[Items from an interface collection]
>>>

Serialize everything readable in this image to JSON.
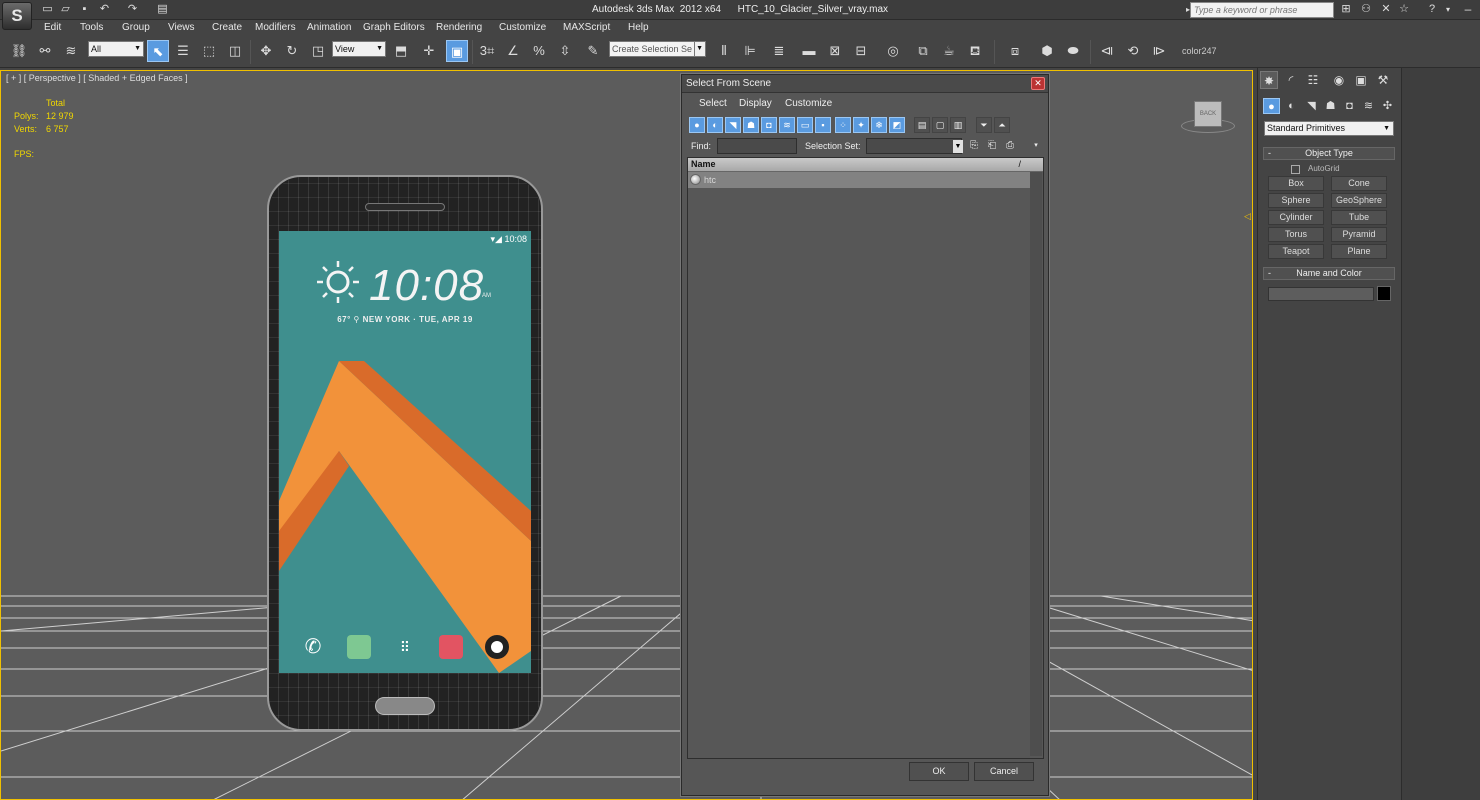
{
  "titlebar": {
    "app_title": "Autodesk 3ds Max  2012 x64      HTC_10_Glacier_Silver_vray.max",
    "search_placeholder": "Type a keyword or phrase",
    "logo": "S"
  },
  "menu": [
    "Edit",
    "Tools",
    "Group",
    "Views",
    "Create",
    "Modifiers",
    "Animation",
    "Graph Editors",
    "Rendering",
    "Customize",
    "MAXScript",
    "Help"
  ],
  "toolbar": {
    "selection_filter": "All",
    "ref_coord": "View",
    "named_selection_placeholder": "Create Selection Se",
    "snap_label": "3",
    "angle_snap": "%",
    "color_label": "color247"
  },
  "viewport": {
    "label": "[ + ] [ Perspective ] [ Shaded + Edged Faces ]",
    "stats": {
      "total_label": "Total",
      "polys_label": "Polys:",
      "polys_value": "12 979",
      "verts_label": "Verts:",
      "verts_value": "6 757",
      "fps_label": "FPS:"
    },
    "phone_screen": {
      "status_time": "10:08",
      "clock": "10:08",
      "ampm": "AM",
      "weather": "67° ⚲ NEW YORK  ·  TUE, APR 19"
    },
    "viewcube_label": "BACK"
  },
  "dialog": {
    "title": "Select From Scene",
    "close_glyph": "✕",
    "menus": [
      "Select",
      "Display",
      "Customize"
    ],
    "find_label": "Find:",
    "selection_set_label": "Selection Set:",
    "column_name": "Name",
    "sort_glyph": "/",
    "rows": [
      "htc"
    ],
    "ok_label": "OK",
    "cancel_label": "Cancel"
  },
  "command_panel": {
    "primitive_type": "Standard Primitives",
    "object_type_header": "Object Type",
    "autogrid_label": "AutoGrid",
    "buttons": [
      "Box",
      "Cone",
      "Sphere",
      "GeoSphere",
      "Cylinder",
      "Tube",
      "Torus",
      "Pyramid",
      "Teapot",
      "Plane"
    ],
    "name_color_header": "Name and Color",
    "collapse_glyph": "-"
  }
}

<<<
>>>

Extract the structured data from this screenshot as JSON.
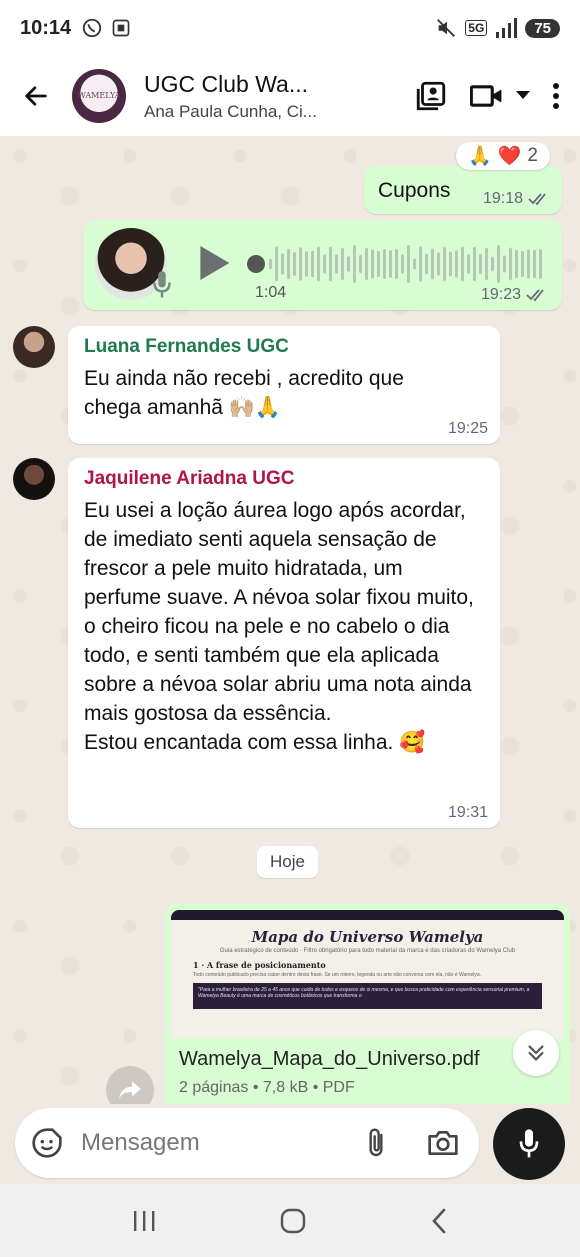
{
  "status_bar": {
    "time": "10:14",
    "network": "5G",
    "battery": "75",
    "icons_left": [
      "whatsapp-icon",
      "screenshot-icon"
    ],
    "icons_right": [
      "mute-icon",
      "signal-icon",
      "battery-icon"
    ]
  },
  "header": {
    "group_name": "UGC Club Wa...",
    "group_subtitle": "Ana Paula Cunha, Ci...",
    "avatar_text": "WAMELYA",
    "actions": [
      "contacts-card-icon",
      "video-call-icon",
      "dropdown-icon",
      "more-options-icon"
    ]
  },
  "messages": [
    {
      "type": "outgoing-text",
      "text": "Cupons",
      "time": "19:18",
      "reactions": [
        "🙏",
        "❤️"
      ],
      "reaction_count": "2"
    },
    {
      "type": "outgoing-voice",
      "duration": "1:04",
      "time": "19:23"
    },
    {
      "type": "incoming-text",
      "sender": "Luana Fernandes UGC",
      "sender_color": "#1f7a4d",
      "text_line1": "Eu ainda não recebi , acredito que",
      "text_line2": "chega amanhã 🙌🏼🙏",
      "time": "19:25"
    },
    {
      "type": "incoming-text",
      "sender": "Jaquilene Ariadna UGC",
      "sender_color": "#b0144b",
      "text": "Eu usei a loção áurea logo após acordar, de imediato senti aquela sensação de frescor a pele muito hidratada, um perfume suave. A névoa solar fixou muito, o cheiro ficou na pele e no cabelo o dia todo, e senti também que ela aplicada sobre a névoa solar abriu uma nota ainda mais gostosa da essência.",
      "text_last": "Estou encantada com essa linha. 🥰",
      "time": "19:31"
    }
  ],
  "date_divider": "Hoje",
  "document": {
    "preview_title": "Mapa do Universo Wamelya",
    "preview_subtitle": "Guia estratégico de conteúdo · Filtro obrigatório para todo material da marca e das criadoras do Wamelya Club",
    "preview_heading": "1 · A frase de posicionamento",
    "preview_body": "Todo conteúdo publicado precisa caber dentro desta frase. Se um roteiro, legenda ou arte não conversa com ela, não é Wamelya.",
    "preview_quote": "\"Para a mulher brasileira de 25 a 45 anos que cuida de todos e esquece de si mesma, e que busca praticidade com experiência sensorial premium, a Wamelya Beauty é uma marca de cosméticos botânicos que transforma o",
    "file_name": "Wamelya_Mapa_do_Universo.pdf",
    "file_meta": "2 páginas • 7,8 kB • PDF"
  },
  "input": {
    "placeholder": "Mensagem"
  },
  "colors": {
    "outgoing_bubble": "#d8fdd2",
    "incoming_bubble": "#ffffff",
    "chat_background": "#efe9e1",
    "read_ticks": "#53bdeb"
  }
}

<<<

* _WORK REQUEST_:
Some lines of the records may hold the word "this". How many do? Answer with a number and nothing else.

* _SOLUTION_:
2